This article is a continuation of investigations into service discovery, which started 3 days earlier with The world’s quickest demonstration of consul.
One side of DNS is the ability for clients to find backend services/web apps without knowing implementation details: the IP addresses of host machines.
The flipside is equally important: the ability for the backend services/web apps to migrate/heal/scale and change their internal implementation details: the IP addresses. The published hostname (and port, which defaults to 80/443 for HTTP/HTTPS services) is the sole contract with clients. A lovely abstraction.
But typically DNS is manually managed by someone with access to a DNS service. If a service changes, the DNS must be manually changed.
There is another option – to allow services to self-update their published DNS records.
Here’s an example of a web app that uses a redis cluster. The redis master is stopped (simulating failure), and the redis slave is manually promoted as the new master. But consul then advertises the new IP location for the
master.redis.service.consul hostname, and the web app continues working. The web app is never touched.
(click for full-screen)

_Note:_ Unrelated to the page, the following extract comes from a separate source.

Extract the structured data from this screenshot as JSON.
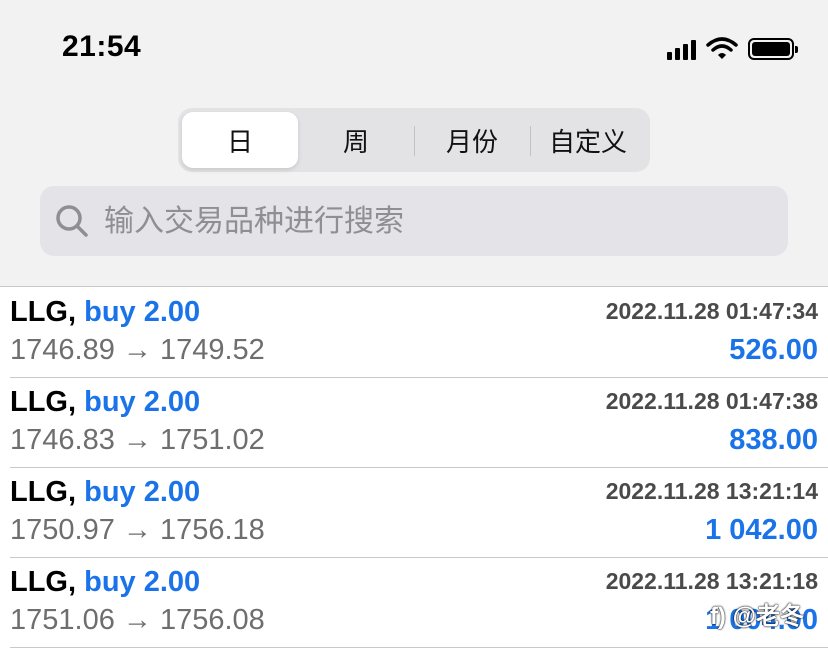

There is an exciting future for services taking back responsibility for self-configuration from deploy-time configuration management tools!